Affiliation: Nuclear Medicine, S.Orsola- Malpighi University Hospital, via Massarenti 9, Bologna 40138, Italy.

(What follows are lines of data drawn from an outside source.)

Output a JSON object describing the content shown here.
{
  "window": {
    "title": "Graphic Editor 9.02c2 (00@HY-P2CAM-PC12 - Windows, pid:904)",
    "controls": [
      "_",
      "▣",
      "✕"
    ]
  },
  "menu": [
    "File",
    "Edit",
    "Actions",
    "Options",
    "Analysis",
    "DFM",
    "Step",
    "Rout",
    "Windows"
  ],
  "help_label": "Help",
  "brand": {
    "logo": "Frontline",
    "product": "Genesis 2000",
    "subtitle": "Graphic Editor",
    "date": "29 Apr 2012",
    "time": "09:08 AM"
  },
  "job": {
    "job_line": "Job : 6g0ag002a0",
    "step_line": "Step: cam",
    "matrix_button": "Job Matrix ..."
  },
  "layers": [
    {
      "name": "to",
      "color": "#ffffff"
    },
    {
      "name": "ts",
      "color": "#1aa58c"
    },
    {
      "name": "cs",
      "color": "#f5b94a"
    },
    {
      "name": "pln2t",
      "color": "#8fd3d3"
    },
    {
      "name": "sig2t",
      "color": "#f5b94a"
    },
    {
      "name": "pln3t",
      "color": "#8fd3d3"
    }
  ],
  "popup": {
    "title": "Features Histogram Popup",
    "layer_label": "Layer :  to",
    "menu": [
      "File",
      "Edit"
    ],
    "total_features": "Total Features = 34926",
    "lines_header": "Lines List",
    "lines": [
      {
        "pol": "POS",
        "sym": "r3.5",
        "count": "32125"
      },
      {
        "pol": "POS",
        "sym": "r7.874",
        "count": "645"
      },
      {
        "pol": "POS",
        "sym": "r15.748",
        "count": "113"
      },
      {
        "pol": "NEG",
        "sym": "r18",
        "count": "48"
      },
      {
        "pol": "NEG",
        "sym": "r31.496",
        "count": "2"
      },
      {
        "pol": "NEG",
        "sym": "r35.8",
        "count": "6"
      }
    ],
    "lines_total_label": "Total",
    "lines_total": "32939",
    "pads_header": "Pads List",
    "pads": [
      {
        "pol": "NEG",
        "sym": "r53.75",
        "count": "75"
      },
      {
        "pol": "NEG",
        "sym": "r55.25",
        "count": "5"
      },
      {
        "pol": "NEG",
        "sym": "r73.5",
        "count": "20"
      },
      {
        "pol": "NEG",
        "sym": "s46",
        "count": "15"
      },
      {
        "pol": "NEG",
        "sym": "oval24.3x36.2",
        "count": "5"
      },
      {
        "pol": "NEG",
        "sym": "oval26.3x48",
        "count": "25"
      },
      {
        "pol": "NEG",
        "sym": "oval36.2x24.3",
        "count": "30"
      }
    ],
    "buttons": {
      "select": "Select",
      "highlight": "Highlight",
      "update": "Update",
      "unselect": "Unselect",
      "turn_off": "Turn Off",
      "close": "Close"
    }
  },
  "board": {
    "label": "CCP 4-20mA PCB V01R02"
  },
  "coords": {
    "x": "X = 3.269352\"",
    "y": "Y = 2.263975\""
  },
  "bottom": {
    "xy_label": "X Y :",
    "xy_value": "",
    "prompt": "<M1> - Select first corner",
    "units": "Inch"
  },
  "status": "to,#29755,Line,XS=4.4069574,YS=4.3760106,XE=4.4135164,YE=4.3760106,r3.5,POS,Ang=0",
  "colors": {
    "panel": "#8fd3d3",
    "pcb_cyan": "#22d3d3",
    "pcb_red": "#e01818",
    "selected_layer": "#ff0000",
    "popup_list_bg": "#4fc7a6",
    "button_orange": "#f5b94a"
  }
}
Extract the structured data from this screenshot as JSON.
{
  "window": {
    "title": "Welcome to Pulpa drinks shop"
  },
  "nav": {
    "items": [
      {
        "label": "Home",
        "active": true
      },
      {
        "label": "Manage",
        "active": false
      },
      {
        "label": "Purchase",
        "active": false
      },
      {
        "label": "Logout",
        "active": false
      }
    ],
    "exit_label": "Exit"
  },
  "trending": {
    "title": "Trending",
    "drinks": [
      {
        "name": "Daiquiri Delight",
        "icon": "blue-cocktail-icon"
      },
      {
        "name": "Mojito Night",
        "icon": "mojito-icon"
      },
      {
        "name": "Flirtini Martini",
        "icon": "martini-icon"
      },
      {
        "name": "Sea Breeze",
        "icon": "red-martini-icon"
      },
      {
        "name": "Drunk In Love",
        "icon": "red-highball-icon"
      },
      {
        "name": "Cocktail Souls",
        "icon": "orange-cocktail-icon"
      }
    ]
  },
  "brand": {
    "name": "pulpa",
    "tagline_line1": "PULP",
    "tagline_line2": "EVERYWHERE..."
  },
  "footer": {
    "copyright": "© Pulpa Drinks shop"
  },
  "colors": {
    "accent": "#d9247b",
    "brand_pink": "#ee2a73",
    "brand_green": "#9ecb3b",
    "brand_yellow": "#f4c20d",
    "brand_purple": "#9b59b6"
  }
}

When an intense intestinal FDG accumulation occurs, especially if focal, it can be referred to either physiological intestinal activity or bowel disease, thus leading to a radical change in patient’s prognosis. Within a year, we recommended a colonoscopy to 103 of 7365 patients who were subjected to a total body FDG PET/CT. In a case-series study, we re-evaluated the patients and their lesions if already investigated with colonoscopy and biopsy. Only 18 patients were included in our study, but in none of them biopsy was negative and 3 adenocarcinomas, 8 adenomas, 5 inflammatory patterns, 1 hyperplastic polyp and 1 eosinophilic infiltrate were diagnosed. In 16 patients, no suspicion was present and diagnosis was absolutely incidental. Besides, among the three major groups (adenocarcinomas, adenomas and phlogosis), SUVmax values were significantly different. Adenocarcinomas are linked with high SUVmax values (ranging from 8.3 to 20.2) and large size (ranging from 26 to 43 mm). PET/CT sensitivity is low in detecting adenomas, being 71.4% if they are larger than 6 mm and 50% if SUVmax is lower than 4.9. SUVmax values in inflammatory lesions can range from 5.7 to 12. Colorectal cancer is still the second leading cause of cancer death, for this reason in many countries screening programs have been approved and colonoscopy is considered the golden standard. PET/CT cannot be considered as a screening test, but if it incidentally reveals intestinal abnormalities, this data cannot be underestimated and colonoscopy is highly recommended.